Data for analysis Block Start

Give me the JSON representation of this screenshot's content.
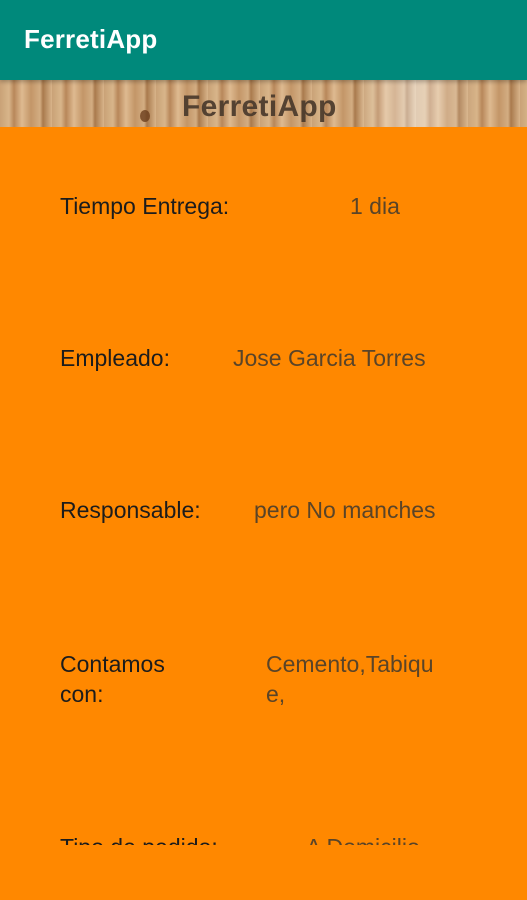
{
  "app_bar": {
    "title": "FerretiApp"
  },
  "banner": {
    "title": "FerretiApp"
  },
  "rows": [
    {
      "label": "Tiempo Entrega:",
      "value": "1 dia"
    },
    {
      "label": "Empleado:",
      "value": "Jose Garcia Torres"
    },
    {
      "label": "Responsable:",
      "value": "pero No manches"
    },
    {
      "label": "Contamos con:",
      "value": "Cemento,Tabique,"
    },
    {
      "label": "Tipo de pedido:",
      "value": "A Domicilio"
    }
  ],
  "colors": {
    "app_bar": "#00897b",
    "background": "#ff8800",
    "label_text": "#1c1c1c",
    "value_text": "#5a4428"
  }
}
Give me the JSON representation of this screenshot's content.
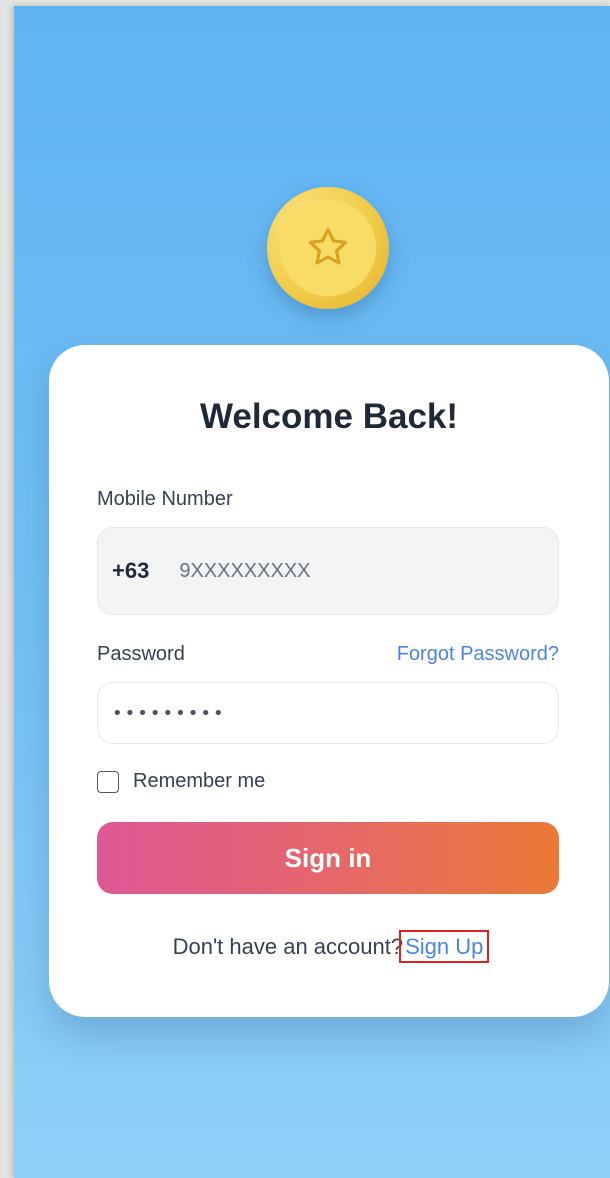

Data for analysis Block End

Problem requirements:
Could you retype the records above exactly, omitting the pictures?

Answer to this exercise:
Give me the JSON representation of this screenshot's content.
{
  "app_bar": {
    "title": "FerretiApp"
  },
  "banner": {
    "title": "FerretiApp"
  },
  "rows": [
    {
      "label": "Tiempo Entrega:",
      "value": "1 dia"
    },
    {
      "label": "Empleado:",
      "value": "Jose Garcia Torres"
    },
    {
      "label": "Responsable:",
      "value": "pero No manches"
    },
    {
      "label": "Contamos con:",
      "value": "Cemento,Tabique,"
    },
    {
      "label": "Tipo de pedido:",
      "value": "A Domicilio"
    }
  ],
  "colors": {
    "app_bar": "#00897b",
    "background": "#ff8800",
    "label_text": "#1c1c1c",
    "value_text": "#5a4428"
  }
}
Give me the JSON representation of this screenshot's content.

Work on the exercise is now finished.